▸ Activity:
Copy the records below exactly, but leave out any picture they contain.

▸ Given entries:
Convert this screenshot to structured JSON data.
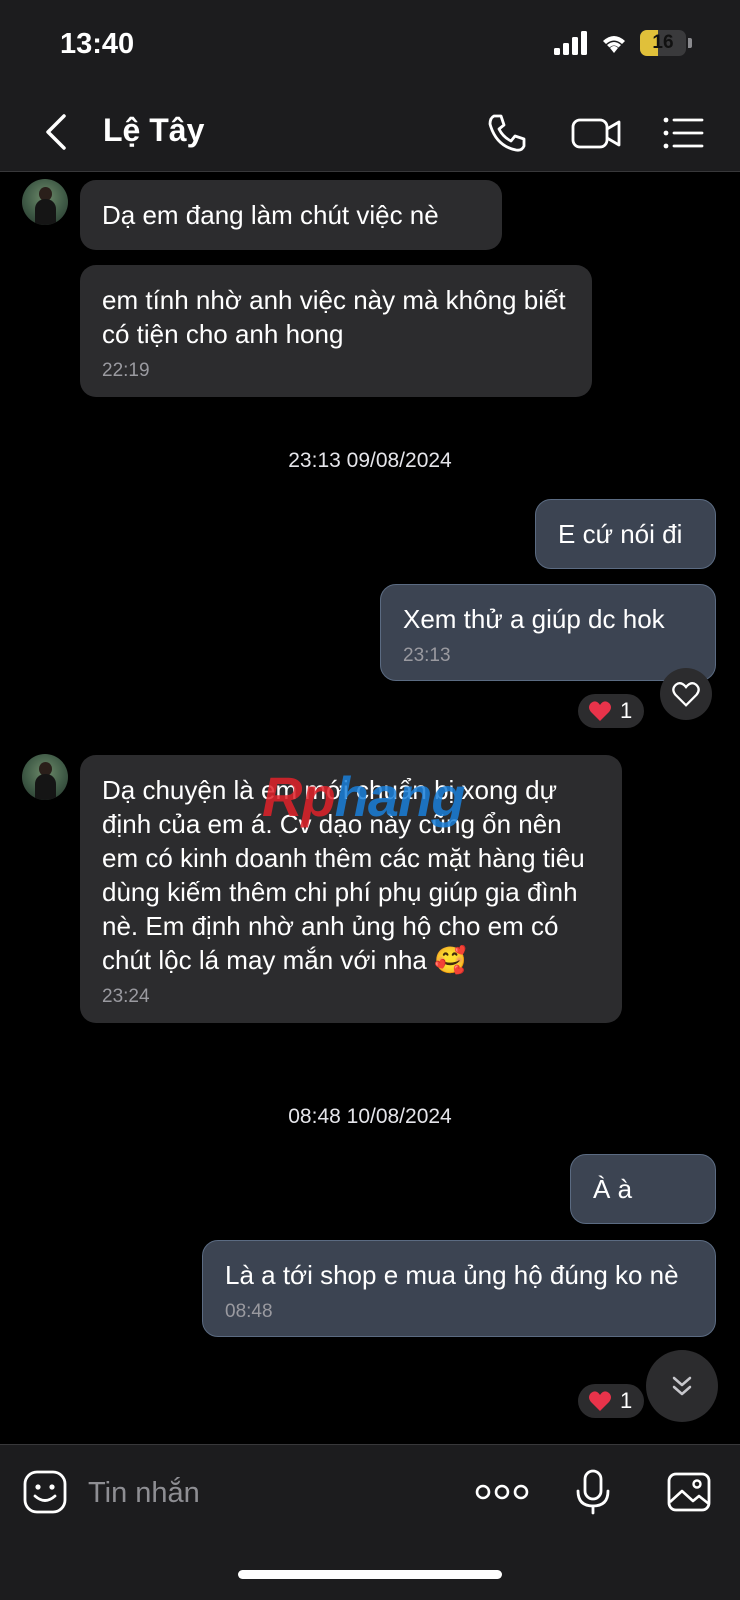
{
  "status_bar": {
    "time": "13:40",
    "battery": "16"
  },
  "header": {
    "contact_name": "Lệ Tây"
  },
  "messages": [
    {
      "text": "Dạ em đang làm chút việc nè"
    },
    {
      "text": "em tính nhờ anh việc này mà không biết có tiện cho anh hong",
      "time": "22:19"
    },
    {
      "text": "E cứ nói đi"
    },
    {
      "text": "Xem thử a giúp dc hok",
      "time": "23:13"
    },
    {
      "text": "Dạ chuyện là em mới chuẩn bị xong dự định của em á. Cv dạo này cũng ổn nên em có kinh doanh thêm các mặt hàng tiêu dùng kiếm thêm chi phí phụ giúp gia đình nè. Em định nhờ anh ủng hộ cho em có chút lộc lá may mắn với nha 🥰",
      "time": "23:24"
    },
    {
      "text": "À à"
    },
    {
      "text": "Là a tới shop e mua ủng hộ đúng ko nè",
      "time": "08:48"
    }
  ],
  "date_separators": [
    "23:13 09/08/2024",
    "08:48 10/08/2024"
  ],
  "reactions": [
    {
      "emoji": "❤️",
      "count": "1"
    },
    {
      "emoji": "❤️",
      "count": "1"
    }
  ],
  "watermark": {
    "part1": "Rp",
    "part2": "hang"
  },
  "input": {
    "placeholder": "Tin nhắn"
  },
  "colors": {
    "incoming_bubble": "#2c2c2e",
    "outgoing_bubble": "#3c4452",
    "reaction_heart": "#e8334a"
  }
}
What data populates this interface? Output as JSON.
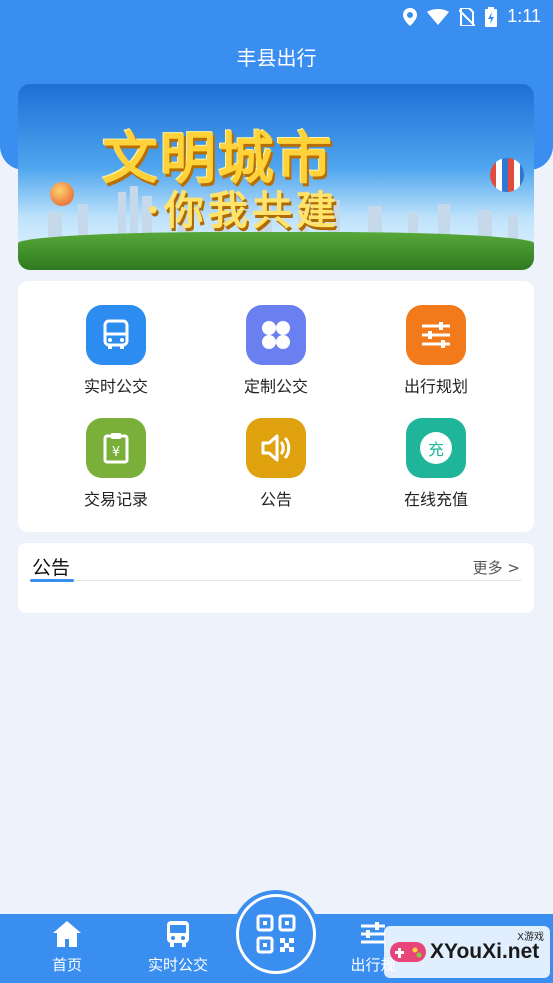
{
  "status_bar": {
    "time": "1:11",
    "icons": [
      "location-icon",
      "wifi-icon",
      "no-sim-icon",
      "battery-charging-icon"
    ]
  },
  "app": {
    "title": "丰县出行"
  },
  "banner": {
    "line1": "文明城市",
    "line2": "·你我共建"
  },
  "menu": {
    "items": [
      {
        "label": "实时公交",
        "icon": "bus-icon",
        "color": "#2d8cf0"
      },
      {
        "label": "定制公交",
        "icon": "four-petal-icon",
        "color": "#6a7ff0"
      },
      {
        "label": "出行规划",
        "icon": "sliders-icon",
        "color": "#f27a1a"
      },
      {
        "label": "交易记录",
        "icon": "receipt-clipboard-icon",
        "color": "#7ab03a"
      },
      {
        "label": "公告",
        "icon": "speaker-icon",
        "color": "#e0a10e"
      },
      {
        "label": "在线充值",
        "icon": "recharge-icon",
        "color": "#1fb59a",
        "badge": "充"
      }
    ]
  },
  "notice": {
    "title": "公告",
    "more": "更多 >"
  },
  "bottom_nav": {
    "items": [
      {
        "label": "首页",
        "icon": "home-icon"
      },
      {
        "label": "实时公交",
        "icon": "bus-icon"
      },
      {
        "label": "",
        "icon": "qr-code-icon"
      },
      {
        "label": "出行规",
        "icon": "sliders-icon"
      }
    ]
  },
  "watermark": {
    "text": "XYouXi.net",
    "small": "X游戏"
  },
  "colors": {
    "primary": "#3a8ef0",
    "background": "#eef3fb"
  }
}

▸ Written response:
Convert this screenshot to structured JSON data.
{
  "status_bar": {
    "time": "13:40",
    "battery": "16"
  },
  "header": {
    "contact_name": "Lệ Tây"
  },
  "messages": [
    {
      "text": "Dạ em đang làm chút việc nè"
    },
    {
      "text": "em tính nhờ anh việc này mà không biết có tiện cho anh hong",
      "time": "22:19"
    },
    {
      "text": "E cứ nói đi"
    },
    {
      "text": "Xem thử a giúp dc hok",
      "time": "23:13"
    },
    {
      "text": "Dạ chuyện là em mới chuẩn bị xong dự định của em á. Cv dạo này cũng ổn nên em có kinh doanh thêm các mặt hàng tiêu dùng kiếm thêm chi phí phụ giúp gia đình nè. Em định nhờ anh ủng hộ cho em có chút lộc lá may mắn với nha 🥰",
      "time": "23:24"
    },
    {
      "text": "À à"
    },
    {
      "text": "Là a tới shop e mua ủng hộ đúng ko nè",
      "time": "08:48"
    }
  ],
  "date_separators": [
    "23:13 09/08/2024",
    "08:48 10/08/2024"
  ],
  "reactions": [
    {
      "emoji": "❤️",
      "count": "1"
    },
    {
      "emoji": "❤️",
      "count": "1"
    }
  ],
  "watermark": {
    "part1": "Rp",
    "part2": "hang"
  },
  "input": {
    "placeholder": "Tin nhắn"
  },
  "colors": {
    "incoming_bubble": "#2c2c2e",
    "outgoing_bubble": "#3c4452",
    "reaction_heart": "#e8334a"
  }
}
What data populates this interface? Output as JSON.
{
  "status_bar": {
    "time": "1:11",
    "icons": [
      "location-icon",
      "wifi-icon",
      "no-sim-icon",
      "battery-charging-icon"
    ]
  },
  "app": {
    "title": "丰县出行"
  },
  "banner": {
    "line1": "文明城市",
    "line2": "·你我共建"
  },
  "menu": {
    "items": [
      {
        "label": "实时公交",
        "icon": "bus-icon",
        "color": "#2d8cf0"
      },
      {
        "label": "定制公交",
        "icon": "four-petal-icon",
        "color": "#6a7ff0"
      },
      {
        "label": "出行规划",
        "icon": "sliders-icon",
        "color": "#f27a1a"
      },
      {
        "label": "交易记录",
        "icon": "receipt-clipboard-icon",
        "color": "#7ab03a"
      },
      {
        "label": "公告",
        "icon": "speaker-icon",
        "color": "#e0a10e"
      },
      {
        "label": "在线充值",
        "icon": "recharge-icon",
        "color": "#1fb59a",
        "badge": "充"
      }
    ]
  },
  "notice": {
    "title": "公告",
    "more": "更多 >"
  },
  "bottom_nav": {
    "items": [
      {
        "label": "首页",
        "icon": "home-icon"
      },
      {
        "label": "实时公交",
        "icon": "bus-icon"
      },
      {
        "label": "",
        "icon": "qr-code-icon"
      },
      {
        "label": "出行规",
        "icon": "sliders-icon"
      }
    ]
  },
  "watermark": {
    "text": "XYouXi.net",
    "small": "X游戏"
  },
  "colors": {
    "primary": "#3a8ef0",
    "background": "#eef3fb"
  }
}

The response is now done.